Food is medicine. How well a patient practices that medicine could be measured quite accurately, according to The H Bond Theory, by annual blood tests to determine a new standard of cleanliness: the ratio of hydrogen bonds to alternatively bonded molecules in the body fluids.
According to the theory, and consistent with conclusions of holistic healing traditions across the world, when this ratio is off, nutritional therapy is required. By lending credibility to these claims, by researching them at the university level, perhaps, our high costs of catastrophic care may be circumvented in the very near future.
Catastrophic healthcare is an insurance model in which chronic illness is rewarded by annual benefits and good health is fined per monthly premium.
Good health must be incentivized. At the moment, patients in good health spend thousands of dollars each year, receiving no benefits, instead paying higher and higher premiums for those whose complaints easily surpass standard deductibles.
Although the sick do pay more, of course, they remain the only ones receiving any benefits from our current insurance models.
The rising cost of hospital stays is bankrupting our rural communities and overwhelming our urban resources.
Certainly, those with poor nutritional health must be afforded a formal period of supervision, either outpatient, subscribing to dietary rehabilitation through pre-approved programs at home, or inpatient, if their situation displays no evidence of improvement.
But these relatively simple inpatient services currently occur within the hospital setting, the largest, most expensive location to reimburse.

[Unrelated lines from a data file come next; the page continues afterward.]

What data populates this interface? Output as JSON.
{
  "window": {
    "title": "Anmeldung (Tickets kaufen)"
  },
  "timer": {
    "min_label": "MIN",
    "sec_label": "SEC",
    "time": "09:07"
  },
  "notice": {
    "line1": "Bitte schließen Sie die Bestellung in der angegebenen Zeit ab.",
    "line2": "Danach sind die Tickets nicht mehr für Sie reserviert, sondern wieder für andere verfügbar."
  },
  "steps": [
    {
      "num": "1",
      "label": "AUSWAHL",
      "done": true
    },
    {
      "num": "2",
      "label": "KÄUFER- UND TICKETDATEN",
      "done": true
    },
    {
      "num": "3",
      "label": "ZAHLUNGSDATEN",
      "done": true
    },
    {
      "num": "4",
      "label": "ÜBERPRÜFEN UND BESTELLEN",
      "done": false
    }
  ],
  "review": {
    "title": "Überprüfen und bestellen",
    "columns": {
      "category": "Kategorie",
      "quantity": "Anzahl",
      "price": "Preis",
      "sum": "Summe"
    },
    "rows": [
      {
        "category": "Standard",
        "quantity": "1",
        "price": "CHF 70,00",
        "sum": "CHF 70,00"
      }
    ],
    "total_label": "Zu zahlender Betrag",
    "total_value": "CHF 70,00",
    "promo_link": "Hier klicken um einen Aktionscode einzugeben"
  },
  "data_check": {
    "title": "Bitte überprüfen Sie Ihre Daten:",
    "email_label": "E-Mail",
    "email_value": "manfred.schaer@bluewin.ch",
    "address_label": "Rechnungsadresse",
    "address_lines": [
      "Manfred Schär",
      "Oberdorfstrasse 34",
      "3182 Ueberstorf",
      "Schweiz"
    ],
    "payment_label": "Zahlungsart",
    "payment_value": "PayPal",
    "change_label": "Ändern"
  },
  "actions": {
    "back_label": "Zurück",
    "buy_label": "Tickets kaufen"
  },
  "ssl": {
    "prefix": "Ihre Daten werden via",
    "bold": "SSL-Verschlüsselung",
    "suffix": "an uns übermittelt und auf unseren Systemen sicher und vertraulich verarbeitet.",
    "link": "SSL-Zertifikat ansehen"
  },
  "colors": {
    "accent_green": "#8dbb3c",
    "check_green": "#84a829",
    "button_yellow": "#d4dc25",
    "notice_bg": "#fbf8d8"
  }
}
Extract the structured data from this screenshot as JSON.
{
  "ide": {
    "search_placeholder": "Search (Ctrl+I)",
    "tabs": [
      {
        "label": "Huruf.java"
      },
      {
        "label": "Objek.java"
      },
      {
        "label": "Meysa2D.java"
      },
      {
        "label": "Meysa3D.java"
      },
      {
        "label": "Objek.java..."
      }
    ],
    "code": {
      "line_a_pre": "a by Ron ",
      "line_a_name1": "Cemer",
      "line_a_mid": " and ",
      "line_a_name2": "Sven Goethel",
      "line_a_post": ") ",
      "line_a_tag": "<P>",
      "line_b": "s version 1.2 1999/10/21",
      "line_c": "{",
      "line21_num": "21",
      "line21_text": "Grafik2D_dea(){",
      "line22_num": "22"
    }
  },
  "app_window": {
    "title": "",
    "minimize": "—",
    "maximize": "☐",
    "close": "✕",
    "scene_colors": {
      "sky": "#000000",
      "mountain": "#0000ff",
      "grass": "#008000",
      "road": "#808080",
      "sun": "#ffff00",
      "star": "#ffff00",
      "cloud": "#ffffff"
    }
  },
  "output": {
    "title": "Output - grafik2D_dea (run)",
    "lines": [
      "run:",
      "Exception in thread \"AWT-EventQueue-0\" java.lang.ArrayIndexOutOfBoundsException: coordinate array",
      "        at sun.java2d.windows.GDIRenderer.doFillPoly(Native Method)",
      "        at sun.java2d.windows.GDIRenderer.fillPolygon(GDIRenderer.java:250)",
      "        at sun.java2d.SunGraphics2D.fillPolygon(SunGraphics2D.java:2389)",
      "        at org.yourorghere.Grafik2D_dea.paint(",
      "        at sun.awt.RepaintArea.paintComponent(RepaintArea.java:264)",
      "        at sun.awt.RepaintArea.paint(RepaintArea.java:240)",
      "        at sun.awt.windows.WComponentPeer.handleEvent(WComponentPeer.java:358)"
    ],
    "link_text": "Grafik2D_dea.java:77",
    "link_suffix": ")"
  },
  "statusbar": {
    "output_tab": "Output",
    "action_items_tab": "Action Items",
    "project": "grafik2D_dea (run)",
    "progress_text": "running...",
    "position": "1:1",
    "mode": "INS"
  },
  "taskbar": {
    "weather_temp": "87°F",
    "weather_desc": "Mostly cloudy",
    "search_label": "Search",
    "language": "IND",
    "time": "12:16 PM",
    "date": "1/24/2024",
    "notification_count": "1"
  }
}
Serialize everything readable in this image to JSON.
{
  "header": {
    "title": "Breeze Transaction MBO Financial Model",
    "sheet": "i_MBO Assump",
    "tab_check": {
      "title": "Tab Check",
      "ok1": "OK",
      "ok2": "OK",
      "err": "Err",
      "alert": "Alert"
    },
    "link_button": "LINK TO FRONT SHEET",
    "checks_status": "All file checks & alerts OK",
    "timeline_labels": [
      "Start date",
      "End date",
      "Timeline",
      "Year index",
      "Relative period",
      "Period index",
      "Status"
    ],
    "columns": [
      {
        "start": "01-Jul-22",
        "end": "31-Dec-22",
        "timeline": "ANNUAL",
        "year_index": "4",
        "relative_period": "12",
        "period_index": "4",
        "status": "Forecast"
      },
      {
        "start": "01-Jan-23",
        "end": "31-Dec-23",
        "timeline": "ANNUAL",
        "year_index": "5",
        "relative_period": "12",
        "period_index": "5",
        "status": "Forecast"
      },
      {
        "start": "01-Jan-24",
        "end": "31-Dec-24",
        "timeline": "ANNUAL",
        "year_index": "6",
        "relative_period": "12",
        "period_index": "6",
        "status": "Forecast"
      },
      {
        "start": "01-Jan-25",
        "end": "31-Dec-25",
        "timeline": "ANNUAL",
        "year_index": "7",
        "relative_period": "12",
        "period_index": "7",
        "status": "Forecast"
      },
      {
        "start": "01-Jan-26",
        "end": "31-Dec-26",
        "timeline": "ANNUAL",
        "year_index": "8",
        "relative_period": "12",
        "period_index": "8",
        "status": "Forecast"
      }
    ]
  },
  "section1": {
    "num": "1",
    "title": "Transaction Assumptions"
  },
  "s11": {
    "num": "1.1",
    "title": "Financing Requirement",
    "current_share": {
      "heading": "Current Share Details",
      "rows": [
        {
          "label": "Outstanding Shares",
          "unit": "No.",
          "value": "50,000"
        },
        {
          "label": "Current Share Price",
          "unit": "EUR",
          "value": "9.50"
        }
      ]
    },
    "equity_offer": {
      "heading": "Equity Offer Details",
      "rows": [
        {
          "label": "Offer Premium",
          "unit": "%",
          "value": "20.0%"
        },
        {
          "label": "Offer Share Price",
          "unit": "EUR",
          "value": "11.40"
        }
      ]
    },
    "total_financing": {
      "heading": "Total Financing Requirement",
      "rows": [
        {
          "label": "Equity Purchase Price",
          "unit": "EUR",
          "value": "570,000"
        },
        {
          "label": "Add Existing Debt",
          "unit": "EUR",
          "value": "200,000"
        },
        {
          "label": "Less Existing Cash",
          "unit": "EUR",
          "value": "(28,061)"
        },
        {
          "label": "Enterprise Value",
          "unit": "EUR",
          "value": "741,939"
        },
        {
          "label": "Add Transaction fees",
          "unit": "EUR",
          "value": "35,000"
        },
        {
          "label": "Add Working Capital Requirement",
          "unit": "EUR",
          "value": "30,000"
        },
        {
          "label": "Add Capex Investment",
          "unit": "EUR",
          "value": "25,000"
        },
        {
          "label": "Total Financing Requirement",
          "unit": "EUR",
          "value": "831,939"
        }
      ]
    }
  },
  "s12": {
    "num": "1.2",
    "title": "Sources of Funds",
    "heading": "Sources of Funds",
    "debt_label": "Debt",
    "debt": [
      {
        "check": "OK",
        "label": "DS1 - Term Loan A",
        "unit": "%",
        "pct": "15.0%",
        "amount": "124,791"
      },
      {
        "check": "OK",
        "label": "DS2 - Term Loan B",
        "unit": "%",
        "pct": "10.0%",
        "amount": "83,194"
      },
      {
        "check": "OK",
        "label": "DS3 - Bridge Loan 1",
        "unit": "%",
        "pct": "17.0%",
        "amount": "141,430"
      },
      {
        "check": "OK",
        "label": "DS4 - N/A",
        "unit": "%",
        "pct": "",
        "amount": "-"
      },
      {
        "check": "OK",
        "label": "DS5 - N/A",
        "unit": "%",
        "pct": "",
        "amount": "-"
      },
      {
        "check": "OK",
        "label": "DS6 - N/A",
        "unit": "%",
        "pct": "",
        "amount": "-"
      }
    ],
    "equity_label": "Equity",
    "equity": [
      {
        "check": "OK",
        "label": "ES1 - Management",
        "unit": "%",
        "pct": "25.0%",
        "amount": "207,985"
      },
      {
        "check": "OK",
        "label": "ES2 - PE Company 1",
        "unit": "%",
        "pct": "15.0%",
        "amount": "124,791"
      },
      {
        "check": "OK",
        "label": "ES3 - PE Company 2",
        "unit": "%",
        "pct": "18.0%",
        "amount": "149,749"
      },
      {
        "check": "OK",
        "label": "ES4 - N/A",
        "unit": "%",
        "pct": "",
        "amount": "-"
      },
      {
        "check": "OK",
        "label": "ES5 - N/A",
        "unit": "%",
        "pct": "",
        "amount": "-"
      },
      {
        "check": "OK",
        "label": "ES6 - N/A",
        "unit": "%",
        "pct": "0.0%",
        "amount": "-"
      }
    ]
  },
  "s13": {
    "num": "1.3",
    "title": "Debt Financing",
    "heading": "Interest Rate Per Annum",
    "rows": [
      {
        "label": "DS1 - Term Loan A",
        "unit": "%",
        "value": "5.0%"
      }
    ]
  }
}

It is time that we restore a sanitarium structure of service to our healthcare system.
There are many annual screenings, for example, which might block the development of chronic illnesses, those which enslave half of our population to expensive, for-profit drug therapies.
If, instead, insurers would use premiums for up-front costs like blood tests, weight management programs, and dental work, according to the H bond theory, the toxic loads carried by American bodies naturally would subside to levels treatable with food.
It is most imperative that we accomplish this: we must establish a sanitarium level of care for coverage by American insurance models. Until we can accomplish this, our healthcare system cannot adequately manage the wide-ranging epidemics of addiction we see in our national statistics.
To do this, to achieve a return to sanitarium care not only would ease unnecessary burdens currently borne by rural and urban hospitals, but also could revive pockets of aging housing stock that exist throughout our nation, providing new incentive for real estate investment, spawning a period of lateral growth, a geographic decentralization of medical organization.
Finally, such a move could restore some accountability to patients, removing decades of undue legal threats against doctors, unable to motivate some patients by words alone. Although some of our citizens are lazy, perhaps, far more, it seems, do not truly understand how the human body works.
This plan, to offer preventative levels of care, composed of annual blood tests and occasional sanitarium stays, when necessary, could serve as transitional policy before incoming generations can be better instructed in the H bond theory, before the calorie theory can be truly abolished.
You are a body of water. For-profit medical groups benefit from this misunderstanding, from the persistence of twentieth century definitions of life applied to twenty-first century dollar values.
Conversations about pre-existing conditions, also, when paired with genetic diagnoses, are teetering dangerously close to institutional racism, toward discriminatory notions about familial variations which fueled genocide in the past.
One solution to this vast mess of problems lies in The H Bond Theory, which redefines life as cooperative biological networks, incorporating not only promising healthcare reforms but also new ways to address the challenges of climate change.
When we better can predict, when we better can measure, at what quantifiable points exactly a network of cells ceases its capacity for cooperation, we will be able to preserve and to extend the lives defined by them.
Until then, please reconsider the idea that you are a solid piece of equipment whose parts necessarily must decay and require replacement. If you learn The H Bond Theory and apply its blood cleansing techniques, consistent with all monastic traditions and practiced by some of the healthiest cultures on the planet, you may be able to protect your youth and vitality for many years yet to come.
M. Bennett is founder of the online community Fitness For Foodies. Org, an alliance of culinary professionals, martial artists, and alternative healers determined to improve healthcare statistics in the United States, and author of Godliness: The H Bond Theory.